So, in due time we were at the stream-bed and passing the pumping station, some old Crusader building and the beginning of the stream (as it looks above). One of the day’s objectives was to find some geodes, or tapuchai eliyahu. I have never found one, nor did I know what to look for, but our family friends knew the secrets. So, after we had crossed over some of the little bridges, crossing back and forth over the little stream, we found a good spot to search.
I followed the masters and eventually found my first geode. And then my second, and then my third. Before long I was finding geodes all over the rocky banks of the stream. If you too seek out geodes, be sure to scour the ground for ball-like rocks that have a brain-like surface. When you pick up the rock, it should feel heavy – to be sure, crack it open and you will see the crystal insides.
I cracked open one of the geodes I found but was unable to capture the inner beauty so I turned to Mandy for help. Here is the gorgeous crystal interior:
After pillaging the stream-bed for geodes, loading some choice ones into my backpack, we continued with our hike, occasionally stopping to photograph nature’s beauty.
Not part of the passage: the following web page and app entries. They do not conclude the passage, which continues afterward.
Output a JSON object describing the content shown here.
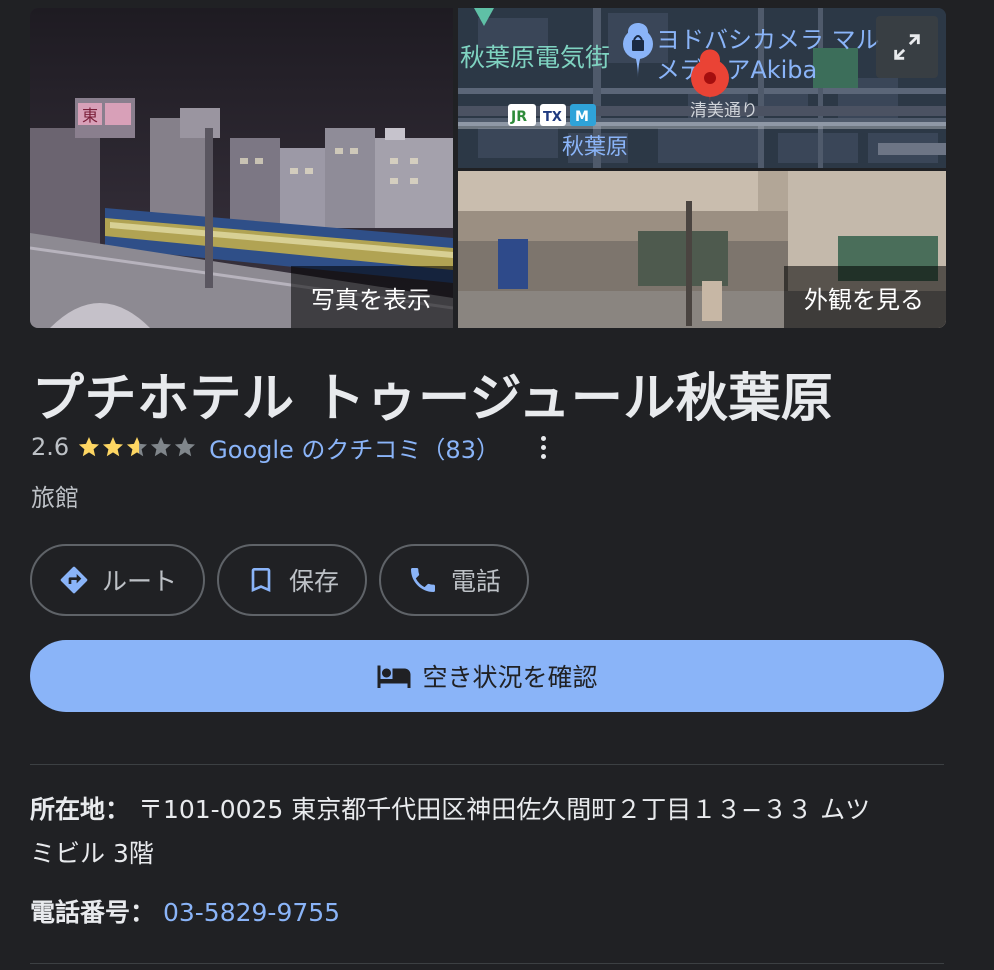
{
  "photos": {
    "photos_label": "写真を表示",
    "street_view_label": "外観を見る",
    "map": {
      "area_label": "秋葉原電気街",
      "store_label_line1": "ヨドバシカメラ マル",
      "store_label_line2": "メディアAkiba",
      "street_label": "清美通り",
      "station_label": "秋葉原",
      "rail_badges": [
        "JR",
        "TX",
        "M"
      ]
    },
    "photo_sign_text": "東"
  },
  "place": {
    "name": "プチホテル トゥージュール秋葉原",
    "rating": "2.6",
    "rating_stars": 2.6,
    "reviews_text": "Google のクチコミ（83）",
    "category": "旅館"
  },
  "actions": {
    "route_label": "ルート",
    "save_label": "保存",
    "call_label": "電話",
    "check_availability_label": "空き状況を確認"
  },
  "info": {
    "address_label": "所在地：",
    "address_line1": "〒101-0025 東京都千代田区神田佐久間町２丁目１３−３３ ムツ",
    "address_line2": "ミビル 3階",
    "phone_label": "電話番号：",
    "phone_value": "03-5829-9755"
  },
  "colors": {
    "background": "#202124",
    "link": "#8ab4f8",
    "star": "#fdd663",
    "star_empty": "#80868b",
    "primary_button": "#8ab4f8",
    "map_pin": "#ea4335"
  }
}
Along the way we passed by the Ein Tamir cave, spring and pools complex – my favourite section of Nachal Kziv. I love squeezing into the slit of a cave, stooping and crawling my way down the long windy tunnel. With icy cold water covering the floor of the cave, the going is terribly fun and being submerged chest-deep in the cold water, with no outside light, is just too awesome to be put to words. This time, however, we passed the cave and the pools and continued on.
Shortly thereafter, after repeatedly crossing the stream back and forth at the whim of the trail markers, we made it to a cool spot where one of the banks was a rock wall. It was remarkably green there and the lighting was poor, thus the photo came out a tad greener than it really was, to the naked eye:
In that area, some members of our expedition had a run-in with the supernatural… Reports of tapping on the heads of fellow party members made our short melon-eating break all the more exciting. I didn’t have my head tapped, but there is a place just a bit further down that has a different energy about it. I can’t say I am too in-touch with energy detection but the world is much larger and much more complex than how we see it at face-value. At this point we decided to turn back, and not to continue on for what would be hours longer (we hadn’t even reached Montfort Castle). So we headed back, walking beneath the magnificent stone cliffs as seen here:
On the way back, kind of close to the pumping station, I stepped into the old Crusader inn that rests empty at the side of the trail:
And a look at the arched interior:
After that it was a quick walk to the pumping station and then a somewhat grueling hike back up the mountain, following the long windy road we took down. At last we made it to our cars, said our farewells and headed home – where I emptied the heavy geodes from my bag and placed them in the living room.
Until next trip!